* [Activity] Return each line in the records below that includes "Rockdale".

(Data provided Opens)

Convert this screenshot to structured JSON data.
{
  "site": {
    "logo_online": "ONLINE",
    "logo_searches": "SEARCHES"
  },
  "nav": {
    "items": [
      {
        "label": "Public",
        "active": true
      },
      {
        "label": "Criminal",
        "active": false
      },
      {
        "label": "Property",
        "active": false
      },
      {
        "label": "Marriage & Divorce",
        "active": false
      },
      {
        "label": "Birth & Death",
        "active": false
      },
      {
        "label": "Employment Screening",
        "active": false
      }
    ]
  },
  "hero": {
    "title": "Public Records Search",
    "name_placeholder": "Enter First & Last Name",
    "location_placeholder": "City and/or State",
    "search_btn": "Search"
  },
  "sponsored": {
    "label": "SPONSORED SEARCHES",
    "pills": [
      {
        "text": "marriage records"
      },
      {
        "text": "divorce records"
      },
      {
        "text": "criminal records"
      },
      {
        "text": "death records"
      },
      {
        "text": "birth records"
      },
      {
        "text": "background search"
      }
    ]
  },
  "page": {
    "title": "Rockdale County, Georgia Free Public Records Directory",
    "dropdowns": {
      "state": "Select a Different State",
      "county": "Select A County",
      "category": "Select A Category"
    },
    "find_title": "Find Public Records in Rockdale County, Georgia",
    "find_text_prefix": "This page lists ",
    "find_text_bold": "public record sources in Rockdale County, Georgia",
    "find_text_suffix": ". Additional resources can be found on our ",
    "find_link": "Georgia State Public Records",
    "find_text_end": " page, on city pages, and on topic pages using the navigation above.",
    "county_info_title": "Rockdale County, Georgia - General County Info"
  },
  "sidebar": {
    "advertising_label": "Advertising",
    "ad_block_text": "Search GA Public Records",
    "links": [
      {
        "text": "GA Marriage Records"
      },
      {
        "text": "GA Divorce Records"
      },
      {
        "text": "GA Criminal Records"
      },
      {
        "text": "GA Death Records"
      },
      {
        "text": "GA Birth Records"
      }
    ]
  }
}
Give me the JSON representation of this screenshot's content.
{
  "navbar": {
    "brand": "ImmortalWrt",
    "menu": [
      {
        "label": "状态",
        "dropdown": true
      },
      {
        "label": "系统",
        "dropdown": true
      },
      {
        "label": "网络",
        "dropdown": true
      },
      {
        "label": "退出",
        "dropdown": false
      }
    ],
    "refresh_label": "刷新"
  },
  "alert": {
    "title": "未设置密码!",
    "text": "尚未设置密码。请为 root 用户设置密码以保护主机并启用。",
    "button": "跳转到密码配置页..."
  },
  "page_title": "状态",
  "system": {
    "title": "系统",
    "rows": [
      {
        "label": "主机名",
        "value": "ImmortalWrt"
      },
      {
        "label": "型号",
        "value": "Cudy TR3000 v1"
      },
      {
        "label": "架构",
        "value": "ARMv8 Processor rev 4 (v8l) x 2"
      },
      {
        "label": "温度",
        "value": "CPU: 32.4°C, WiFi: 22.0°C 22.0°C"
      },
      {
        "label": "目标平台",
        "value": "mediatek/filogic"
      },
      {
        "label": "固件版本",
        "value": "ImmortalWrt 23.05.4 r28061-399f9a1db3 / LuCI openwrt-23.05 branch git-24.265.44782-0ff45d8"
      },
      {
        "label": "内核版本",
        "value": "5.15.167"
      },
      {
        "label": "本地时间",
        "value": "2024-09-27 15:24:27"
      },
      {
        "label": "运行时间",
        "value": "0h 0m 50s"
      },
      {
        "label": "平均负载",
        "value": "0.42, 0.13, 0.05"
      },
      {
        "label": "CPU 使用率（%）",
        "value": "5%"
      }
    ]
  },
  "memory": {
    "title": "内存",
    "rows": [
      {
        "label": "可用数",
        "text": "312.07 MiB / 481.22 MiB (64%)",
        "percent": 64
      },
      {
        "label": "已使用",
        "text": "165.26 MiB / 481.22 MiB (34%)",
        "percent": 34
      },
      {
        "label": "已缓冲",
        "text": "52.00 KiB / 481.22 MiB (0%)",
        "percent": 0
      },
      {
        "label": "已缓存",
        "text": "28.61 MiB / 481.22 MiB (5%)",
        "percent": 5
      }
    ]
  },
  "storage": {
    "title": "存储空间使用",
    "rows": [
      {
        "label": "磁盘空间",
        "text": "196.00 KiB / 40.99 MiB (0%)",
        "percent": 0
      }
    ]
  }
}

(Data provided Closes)

* [The completed task]
    "title": "Rockdale County, Georgia Free Public Records Directory",
    "find_title": "Find Public Records in Rockdale County, Georgia",
    "find_text_bold": "public record sources in Rockdale County, Georgia",
    "county_info_title": "Rockdale County, Georgia - General County Info"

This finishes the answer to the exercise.